Requirement. In the entries below, find the string "start" and return each line holding it.

Information shown.
━━━━━━━━━━━━━━━━━━━━
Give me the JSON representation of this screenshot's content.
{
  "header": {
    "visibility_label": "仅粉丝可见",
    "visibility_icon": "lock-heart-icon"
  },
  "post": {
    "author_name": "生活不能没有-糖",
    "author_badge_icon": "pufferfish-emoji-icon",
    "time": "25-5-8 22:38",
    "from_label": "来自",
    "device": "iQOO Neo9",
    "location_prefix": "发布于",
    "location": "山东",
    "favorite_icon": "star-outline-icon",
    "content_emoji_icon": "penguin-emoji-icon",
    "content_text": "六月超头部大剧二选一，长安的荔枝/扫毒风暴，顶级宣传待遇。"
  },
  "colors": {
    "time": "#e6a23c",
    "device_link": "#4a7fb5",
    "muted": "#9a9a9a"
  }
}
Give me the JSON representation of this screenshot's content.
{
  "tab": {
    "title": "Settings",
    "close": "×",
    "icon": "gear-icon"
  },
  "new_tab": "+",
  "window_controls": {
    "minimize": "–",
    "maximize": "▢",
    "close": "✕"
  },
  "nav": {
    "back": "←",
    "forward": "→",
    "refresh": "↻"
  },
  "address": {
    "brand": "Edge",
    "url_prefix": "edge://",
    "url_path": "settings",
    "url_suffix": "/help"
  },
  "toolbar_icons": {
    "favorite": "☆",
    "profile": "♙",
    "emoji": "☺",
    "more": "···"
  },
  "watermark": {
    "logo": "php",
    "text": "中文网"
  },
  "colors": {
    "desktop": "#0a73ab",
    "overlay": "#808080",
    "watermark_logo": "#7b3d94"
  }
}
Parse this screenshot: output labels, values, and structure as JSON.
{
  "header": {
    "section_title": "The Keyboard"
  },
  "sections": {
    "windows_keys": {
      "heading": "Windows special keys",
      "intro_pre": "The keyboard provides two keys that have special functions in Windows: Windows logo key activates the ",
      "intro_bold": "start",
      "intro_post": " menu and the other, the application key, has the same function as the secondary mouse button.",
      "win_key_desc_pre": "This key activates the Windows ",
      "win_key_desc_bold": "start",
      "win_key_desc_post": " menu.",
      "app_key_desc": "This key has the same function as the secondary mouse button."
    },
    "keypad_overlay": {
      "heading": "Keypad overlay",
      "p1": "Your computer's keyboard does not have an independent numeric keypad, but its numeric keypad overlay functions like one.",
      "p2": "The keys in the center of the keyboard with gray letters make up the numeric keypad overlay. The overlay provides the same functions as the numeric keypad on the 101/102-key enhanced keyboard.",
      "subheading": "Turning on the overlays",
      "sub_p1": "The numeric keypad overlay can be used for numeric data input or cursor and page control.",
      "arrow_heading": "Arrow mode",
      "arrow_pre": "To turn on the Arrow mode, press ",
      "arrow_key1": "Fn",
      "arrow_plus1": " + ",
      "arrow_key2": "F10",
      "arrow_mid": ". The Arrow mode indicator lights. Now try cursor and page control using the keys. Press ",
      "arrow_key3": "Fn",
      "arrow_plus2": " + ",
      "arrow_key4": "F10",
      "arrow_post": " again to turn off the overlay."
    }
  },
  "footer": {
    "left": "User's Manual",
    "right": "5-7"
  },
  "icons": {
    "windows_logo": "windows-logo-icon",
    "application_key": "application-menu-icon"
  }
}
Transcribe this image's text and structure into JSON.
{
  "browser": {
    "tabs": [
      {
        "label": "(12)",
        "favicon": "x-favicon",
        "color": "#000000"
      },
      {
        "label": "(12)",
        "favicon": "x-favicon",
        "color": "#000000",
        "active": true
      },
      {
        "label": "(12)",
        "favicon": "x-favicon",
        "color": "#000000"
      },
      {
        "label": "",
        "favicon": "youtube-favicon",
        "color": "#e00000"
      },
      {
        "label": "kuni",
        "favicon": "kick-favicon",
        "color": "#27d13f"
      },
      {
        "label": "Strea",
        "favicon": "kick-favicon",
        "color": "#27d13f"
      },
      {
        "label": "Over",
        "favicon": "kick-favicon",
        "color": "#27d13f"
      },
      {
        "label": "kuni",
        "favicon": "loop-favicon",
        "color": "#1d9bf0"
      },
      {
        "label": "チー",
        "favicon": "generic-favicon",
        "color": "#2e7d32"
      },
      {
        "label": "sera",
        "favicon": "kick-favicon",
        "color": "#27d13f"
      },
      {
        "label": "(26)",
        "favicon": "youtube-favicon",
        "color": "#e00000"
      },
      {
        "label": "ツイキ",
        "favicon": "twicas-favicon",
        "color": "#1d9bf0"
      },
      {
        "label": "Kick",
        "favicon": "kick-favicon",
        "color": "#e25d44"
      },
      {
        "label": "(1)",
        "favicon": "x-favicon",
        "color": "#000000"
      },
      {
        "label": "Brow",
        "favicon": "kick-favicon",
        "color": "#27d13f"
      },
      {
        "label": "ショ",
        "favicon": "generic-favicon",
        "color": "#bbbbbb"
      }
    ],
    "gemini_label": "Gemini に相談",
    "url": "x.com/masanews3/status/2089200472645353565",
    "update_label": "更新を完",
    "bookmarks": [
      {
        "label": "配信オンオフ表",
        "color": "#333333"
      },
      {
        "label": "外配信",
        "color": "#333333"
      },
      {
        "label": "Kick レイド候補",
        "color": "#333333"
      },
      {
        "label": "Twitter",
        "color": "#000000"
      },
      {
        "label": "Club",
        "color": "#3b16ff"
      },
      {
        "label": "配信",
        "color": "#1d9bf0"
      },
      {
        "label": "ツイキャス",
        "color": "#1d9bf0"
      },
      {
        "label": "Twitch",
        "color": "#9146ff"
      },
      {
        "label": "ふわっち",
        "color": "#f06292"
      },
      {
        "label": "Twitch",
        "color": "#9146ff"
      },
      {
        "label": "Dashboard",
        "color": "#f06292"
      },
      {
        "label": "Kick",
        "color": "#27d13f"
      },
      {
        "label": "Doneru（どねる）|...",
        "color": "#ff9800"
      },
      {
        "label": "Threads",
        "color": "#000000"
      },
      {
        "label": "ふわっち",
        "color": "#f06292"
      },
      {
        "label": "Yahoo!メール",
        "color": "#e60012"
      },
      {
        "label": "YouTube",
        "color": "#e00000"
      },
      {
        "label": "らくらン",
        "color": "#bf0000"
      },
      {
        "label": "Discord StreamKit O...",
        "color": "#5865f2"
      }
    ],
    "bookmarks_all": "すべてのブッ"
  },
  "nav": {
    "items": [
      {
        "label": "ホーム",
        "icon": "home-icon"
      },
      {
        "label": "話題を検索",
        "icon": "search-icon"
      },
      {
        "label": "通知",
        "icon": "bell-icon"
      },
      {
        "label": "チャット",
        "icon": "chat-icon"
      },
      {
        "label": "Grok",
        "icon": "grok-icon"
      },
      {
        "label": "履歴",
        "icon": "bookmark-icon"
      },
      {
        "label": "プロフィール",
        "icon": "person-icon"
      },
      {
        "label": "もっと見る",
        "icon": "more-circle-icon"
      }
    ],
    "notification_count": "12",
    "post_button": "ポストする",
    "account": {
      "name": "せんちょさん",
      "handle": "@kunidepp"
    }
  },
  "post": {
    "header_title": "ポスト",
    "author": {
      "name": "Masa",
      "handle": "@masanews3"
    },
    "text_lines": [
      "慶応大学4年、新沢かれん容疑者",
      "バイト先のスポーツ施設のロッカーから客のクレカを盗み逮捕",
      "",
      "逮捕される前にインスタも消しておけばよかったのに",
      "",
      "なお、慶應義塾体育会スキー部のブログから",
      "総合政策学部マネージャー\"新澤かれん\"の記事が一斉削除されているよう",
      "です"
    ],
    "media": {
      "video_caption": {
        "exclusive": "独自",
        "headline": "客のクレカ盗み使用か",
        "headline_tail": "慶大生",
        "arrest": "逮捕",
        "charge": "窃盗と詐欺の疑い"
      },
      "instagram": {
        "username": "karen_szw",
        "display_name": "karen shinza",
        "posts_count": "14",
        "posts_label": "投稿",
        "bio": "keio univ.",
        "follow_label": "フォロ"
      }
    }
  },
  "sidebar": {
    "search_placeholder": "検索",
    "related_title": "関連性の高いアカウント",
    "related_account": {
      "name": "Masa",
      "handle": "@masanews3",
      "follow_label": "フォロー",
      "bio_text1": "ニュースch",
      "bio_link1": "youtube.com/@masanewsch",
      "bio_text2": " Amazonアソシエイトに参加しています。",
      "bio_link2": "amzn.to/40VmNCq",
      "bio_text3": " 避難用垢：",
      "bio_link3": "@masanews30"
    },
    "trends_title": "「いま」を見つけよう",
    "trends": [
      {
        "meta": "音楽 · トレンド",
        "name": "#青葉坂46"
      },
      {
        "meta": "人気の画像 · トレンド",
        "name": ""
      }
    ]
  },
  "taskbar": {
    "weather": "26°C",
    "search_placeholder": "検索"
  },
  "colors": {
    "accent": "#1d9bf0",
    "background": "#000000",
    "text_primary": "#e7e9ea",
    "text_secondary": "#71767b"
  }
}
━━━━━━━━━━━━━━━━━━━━
Solution to this problem.
      "intro_bold": "start",
      "win_key_desc_bold": "start",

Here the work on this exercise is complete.